◆ **PROBLEM DETAILS**
What lines in the records below mention "source"? List them all.

DATA UNDER STUDY section start

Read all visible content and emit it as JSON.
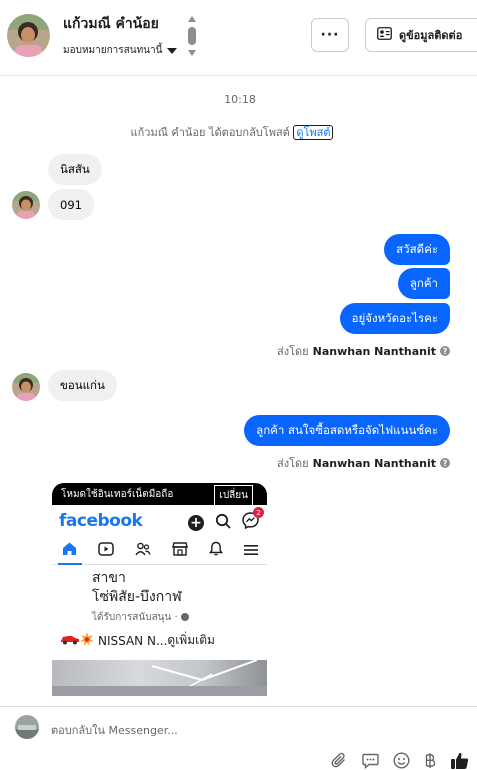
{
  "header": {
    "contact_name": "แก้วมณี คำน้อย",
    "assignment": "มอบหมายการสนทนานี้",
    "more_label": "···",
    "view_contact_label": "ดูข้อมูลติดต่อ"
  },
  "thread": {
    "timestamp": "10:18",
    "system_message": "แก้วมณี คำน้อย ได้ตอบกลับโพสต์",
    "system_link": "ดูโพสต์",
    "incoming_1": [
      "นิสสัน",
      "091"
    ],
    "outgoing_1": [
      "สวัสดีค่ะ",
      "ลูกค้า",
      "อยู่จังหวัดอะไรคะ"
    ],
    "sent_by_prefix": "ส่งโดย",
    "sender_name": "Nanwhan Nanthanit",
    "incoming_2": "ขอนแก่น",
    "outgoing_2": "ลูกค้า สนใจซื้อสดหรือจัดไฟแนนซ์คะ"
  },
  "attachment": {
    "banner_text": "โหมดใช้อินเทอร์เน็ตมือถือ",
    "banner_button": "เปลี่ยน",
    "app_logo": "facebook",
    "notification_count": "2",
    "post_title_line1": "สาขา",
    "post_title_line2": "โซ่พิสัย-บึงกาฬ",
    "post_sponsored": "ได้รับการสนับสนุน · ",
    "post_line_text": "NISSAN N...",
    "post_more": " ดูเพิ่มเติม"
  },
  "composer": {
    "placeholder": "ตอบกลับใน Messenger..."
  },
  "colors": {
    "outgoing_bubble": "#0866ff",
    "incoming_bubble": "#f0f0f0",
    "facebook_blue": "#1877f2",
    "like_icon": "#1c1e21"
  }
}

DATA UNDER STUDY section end
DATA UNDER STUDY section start

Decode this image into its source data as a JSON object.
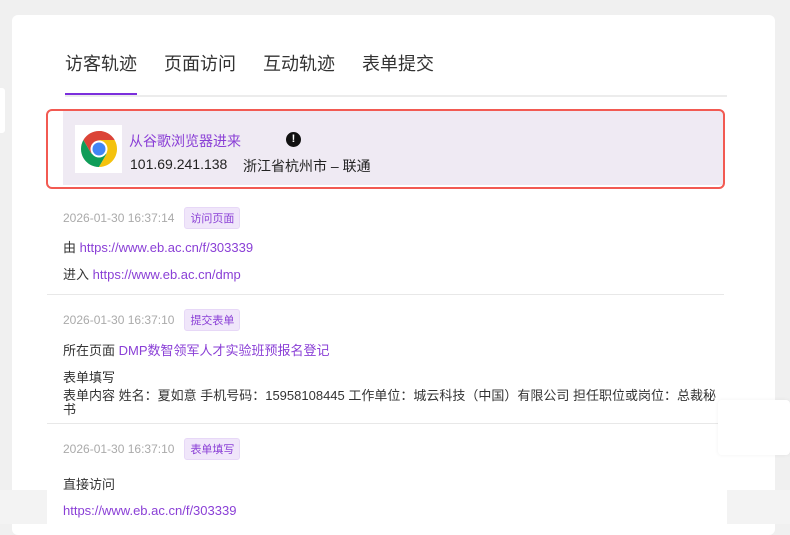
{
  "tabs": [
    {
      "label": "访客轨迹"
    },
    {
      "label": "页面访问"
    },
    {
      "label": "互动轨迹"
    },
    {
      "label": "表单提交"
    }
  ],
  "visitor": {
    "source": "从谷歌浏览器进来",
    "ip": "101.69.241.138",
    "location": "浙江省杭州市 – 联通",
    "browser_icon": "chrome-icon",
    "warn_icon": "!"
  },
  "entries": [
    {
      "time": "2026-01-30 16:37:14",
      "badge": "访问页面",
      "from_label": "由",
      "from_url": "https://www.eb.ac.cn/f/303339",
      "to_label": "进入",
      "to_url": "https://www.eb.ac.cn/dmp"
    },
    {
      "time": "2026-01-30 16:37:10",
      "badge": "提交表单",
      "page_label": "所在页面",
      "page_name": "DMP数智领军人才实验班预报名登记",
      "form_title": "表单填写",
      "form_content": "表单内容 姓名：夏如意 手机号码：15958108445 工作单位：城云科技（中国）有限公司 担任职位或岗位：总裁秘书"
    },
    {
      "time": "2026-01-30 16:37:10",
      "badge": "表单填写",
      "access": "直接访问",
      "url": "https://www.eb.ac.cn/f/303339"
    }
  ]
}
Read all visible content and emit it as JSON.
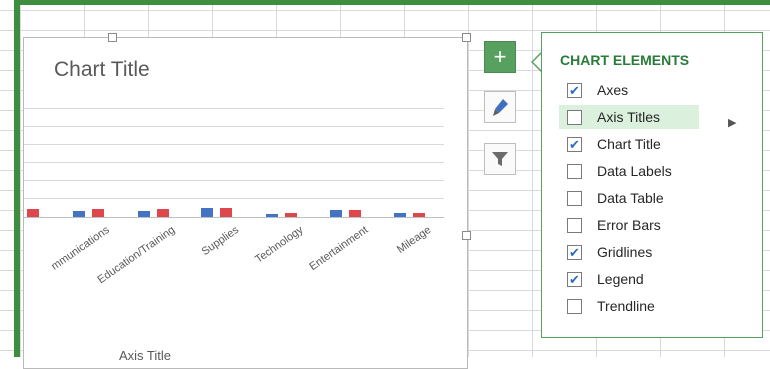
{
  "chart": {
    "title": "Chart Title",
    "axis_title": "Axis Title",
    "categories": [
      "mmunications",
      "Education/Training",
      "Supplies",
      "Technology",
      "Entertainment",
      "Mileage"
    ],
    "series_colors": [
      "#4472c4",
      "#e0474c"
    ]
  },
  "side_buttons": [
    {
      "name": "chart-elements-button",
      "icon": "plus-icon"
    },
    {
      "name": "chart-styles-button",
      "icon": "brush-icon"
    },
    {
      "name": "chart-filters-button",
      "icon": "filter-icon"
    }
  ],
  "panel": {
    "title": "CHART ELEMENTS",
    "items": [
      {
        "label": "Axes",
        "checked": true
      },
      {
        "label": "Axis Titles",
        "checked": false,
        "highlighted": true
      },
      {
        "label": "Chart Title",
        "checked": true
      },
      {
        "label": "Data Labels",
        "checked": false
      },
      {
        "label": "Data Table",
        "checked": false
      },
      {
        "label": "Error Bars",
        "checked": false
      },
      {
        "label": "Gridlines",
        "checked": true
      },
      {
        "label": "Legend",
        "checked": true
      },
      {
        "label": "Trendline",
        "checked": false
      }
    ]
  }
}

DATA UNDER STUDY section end

◆ **RESULT OF THE TASK**
Decode this image into its source data as a JSON object.
    "source": "从谷歌浏览器进来",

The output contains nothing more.